WHAT TO DO - Copy each line below containing "JSON".

TASK INPUT -
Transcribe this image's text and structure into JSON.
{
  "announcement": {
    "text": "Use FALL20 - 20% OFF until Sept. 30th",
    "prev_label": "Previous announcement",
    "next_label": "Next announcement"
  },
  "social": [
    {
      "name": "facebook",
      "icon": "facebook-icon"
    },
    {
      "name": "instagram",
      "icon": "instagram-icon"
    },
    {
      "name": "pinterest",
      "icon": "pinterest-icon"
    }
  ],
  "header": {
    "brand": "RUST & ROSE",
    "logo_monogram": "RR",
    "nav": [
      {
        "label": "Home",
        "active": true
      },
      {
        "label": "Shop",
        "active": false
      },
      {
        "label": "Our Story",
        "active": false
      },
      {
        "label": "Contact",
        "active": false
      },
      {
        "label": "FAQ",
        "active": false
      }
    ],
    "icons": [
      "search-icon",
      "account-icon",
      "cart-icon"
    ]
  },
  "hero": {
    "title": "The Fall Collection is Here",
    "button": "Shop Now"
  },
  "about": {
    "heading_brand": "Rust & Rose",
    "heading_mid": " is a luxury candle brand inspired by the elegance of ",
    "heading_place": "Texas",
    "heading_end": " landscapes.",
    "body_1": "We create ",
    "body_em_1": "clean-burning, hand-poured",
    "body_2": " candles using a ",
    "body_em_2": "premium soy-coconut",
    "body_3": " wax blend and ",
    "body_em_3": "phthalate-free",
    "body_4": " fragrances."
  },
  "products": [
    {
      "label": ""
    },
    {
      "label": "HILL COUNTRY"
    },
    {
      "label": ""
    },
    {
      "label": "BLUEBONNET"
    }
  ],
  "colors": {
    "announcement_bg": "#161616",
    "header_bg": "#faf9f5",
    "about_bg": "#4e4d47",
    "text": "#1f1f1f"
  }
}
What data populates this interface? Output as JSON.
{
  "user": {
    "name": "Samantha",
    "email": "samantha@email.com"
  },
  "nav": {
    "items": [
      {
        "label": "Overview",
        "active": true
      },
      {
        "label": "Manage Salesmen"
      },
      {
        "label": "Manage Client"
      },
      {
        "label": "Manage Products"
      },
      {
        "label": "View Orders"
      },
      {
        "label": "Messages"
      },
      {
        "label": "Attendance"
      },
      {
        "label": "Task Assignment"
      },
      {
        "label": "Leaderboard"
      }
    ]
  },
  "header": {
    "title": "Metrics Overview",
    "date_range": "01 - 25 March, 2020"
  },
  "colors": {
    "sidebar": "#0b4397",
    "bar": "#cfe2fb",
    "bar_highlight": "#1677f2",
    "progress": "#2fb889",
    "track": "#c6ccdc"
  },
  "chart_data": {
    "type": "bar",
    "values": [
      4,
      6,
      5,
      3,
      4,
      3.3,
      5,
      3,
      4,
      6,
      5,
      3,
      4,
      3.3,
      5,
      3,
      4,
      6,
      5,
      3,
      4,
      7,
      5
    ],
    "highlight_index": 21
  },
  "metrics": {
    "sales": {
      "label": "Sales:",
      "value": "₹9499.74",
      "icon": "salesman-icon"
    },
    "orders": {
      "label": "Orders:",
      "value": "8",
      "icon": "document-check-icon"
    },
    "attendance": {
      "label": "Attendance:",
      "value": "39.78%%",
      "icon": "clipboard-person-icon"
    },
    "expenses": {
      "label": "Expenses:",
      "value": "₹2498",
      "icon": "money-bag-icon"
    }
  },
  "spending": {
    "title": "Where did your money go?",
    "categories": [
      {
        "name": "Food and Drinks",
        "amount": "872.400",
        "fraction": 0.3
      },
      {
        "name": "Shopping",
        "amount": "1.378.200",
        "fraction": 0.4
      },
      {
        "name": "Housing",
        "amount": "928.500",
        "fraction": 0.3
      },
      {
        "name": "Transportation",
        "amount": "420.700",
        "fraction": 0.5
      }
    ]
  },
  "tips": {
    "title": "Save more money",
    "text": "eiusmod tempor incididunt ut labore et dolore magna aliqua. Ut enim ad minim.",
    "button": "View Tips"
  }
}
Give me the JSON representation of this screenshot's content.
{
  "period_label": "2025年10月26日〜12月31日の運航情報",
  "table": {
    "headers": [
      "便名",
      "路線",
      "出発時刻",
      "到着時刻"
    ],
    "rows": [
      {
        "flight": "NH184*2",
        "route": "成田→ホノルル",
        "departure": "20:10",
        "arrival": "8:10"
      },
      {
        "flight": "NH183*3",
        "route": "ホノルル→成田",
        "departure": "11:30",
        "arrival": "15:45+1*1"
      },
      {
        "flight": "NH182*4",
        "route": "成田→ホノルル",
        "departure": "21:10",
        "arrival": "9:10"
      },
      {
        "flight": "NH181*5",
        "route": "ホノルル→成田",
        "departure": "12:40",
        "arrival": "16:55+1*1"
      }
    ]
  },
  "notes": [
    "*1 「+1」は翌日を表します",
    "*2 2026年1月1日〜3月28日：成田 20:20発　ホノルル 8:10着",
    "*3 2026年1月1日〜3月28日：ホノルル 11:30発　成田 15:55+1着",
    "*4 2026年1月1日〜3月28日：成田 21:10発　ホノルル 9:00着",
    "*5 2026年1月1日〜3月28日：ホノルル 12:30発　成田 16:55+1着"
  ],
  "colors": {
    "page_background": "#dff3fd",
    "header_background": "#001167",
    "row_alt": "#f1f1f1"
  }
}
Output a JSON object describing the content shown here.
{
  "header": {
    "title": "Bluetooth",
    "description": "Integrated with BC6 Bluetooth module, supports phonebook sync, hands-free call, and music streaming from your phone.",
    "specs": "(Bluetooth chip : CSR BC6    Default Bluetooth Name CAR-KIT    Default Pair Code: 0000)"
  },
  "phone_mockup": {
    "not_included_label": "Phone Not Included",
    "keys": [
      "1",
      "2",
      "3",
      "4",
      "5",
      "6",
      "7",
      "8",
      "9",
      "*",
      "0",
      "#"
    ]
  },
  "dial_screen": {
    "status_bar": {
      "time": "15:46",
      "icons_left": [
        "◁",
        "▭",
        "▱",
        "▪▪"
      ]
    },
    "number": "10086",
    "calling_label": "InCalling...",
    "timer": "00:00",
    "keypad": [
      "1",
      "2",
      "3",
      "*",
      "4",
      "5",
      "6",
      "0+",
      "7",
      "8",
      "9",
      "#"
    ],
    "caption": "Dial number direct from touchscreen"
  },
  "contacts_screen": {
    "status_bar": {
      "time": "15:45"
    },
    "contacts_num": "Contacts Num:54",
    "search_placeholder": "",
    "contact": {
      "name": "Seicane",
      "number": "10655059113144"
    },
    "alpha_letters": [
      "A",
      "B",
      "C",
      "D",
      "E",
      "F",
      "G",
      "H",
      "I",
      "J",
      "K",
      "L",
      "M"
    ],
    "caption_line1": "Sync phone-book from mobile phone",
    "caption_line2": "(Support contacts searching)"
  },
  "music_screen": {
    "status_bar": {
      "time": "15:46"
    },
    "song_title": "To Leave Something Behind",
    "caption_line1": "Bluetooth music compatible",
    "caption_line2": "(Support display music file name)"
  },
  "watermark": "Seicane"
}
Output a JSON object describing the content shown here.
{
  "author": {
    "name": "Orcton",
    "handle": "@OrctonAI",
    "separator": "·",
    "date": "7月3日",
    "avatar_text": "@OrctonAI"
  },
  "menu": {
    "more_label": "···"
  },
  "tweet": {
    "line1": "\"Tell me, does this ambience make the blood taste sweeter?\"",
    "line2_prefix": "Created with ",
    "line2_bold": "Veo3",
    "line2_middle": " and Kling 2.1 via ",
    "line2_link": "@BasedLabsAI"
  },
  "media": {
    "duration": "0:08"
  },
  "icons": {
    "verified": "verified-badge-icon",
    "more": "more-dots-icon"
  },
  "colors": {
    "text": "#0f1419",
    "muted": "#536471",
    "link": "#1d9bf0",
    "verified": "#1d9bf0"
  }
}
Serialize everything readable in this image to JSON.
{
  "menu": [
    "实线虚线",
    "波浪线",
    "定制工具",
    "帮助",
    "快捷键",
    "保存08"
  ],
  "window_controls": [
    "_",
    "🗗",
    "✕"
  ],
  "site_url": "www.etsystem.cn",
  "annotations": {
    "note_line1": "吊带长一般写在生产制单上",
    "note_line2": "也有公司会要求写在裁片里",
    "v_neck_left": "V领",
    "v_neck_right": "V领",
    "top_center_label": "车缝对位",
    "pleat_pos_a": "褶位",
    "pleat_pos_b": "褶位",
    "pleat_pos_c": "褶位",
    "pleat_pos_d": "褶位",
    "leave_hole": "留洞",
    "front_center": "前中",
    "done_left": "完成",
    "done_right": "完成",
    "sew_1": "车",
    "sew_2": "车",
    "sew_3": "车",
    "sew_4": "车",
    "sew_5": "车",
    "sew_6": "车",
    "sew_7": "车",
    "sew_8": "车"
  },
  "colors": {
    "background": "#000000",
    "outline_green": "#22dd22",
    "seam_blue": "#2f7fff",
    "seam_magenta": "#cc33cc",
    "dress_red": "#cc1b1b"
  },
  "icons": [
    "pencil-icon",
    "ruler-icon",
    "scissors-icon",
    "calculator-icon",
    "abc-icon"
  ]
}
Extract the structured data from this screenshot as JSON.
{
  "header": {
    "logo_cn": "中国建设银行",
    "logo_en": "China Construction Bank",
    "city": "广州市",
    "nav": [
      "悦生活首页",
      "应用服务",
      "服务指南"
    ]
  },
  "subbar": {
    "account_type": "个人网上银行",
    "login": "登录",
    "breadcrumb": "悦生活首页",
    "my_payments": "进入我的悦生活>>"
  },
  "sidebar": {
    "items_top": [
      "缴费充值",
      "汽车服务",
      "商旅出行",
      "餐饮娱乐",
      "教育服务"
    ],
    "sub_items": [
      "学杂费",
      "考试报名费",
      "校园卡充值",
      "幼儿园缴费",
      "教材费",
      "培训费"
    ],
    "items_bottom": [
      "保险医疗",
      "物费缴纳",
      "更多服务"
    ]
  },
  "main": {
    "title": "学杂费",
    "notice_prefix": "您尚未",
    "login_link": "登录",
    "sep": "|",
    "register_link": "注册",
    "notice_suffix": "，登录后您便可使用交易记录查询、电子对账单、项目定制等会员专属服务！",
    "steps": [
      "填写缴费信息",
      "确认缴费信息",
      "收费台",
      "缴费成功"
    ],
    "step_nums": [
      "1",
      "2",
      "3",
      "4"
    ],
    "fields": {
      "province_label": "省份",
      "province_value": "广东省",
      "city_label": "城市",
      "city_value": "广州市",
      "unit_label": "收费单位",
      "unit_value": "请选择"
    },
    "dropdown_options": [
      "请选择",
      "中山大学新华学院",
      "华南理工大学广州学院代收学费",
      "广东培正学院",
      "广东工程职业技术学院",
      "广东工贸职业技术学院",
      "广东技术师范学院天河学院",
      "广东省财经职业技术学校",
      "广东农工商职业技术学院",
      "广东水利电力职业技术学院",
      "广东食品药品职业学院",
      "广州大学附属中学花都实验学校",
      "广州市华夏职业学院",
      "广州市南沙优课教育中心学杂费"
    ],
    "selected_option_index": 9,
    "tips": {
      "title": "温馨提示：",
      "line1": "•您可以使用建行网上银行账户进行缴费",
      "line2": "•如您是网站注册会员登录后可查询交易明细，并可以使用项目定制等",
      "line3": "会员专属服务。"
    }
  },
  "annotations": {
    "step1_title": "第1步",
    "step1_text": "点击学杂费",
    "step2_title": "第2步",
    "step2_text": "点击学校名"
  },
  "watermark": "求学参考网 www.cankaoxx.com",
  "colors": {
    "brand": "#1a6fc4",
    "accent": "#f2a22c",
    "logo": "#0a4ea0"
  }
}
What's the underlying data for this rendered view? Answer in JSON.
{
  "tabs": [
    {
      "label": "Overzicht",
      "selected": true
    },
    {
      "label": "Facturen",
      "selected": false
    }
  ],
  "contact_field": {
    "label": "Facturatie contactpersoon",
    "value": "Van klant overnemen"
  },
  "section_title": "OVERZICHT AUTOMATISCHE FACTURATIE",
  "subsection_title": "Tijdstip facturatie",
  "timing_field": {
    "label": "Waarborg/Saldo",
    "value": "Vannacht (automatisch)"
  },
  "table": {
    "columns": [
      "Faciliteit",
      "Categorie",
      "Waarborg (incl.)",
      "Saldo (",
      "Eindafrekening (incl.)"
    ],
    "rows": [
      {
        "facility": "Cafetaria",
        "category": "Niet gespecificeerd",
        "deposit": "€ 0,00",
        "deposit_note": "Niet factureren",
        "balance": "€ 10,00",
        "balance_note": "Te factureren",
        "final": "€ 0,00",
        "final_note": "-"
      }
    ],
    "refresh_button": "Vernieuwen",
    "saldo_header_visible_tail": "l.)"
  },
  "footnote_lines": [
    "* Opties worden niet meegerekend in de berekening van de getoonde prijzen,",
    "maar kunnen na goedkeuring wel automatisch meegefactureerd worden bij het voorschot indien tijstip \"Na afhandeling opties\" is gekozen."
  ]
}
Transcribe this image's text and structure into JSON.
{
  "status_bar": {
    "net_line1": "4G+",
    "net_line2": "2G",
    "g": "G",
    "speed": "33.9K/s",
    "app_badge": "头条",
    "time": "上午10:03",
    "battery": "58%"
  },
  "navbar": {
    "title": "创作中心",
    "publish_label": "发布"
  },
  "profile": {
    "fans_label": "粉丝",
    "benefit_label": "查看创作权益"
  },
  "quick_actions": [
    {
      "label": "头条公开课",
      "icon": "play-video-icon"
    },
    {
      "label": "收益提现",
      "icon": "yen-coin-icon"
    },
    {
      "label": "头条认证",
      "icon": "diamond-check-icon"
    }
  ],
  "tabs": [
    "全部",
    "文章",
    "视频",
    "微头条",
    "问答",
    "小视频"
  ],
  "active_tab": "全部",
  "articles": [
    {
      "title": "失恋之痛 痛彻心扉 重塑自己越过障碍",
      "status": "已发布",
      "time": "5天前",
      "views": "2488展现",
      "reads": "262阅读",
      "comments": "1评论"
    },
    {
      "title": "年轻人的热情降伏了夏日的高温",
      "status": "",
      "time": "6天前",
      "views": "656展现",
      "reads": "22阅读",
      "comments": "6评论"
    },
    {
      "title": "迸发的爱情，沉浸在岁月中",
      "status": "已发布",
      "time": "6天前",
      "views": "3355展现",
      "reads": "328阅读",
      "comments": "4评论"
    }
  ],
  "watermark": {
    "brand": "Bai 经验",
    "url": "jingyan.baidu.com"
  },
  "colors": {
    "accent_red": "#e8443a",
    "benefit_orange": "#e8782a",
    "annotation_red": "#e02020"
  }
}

REPLY TO THE EXERCISE -
Transcribe this image's text and structure into JSON.
What data populates this interface? Output as JSON.
Give me the JSON representation of this screenshot's content.
Output a JSON object describing the content shown here.
Output a JSON object describing the content shown here.
Serialize everything readable in this image to JSON.
Extract the structured data from this screenshot as JSON.
What's the underlying data for this rendered view? Answer in JSON.
Transcribe this image's text and structure into JSON.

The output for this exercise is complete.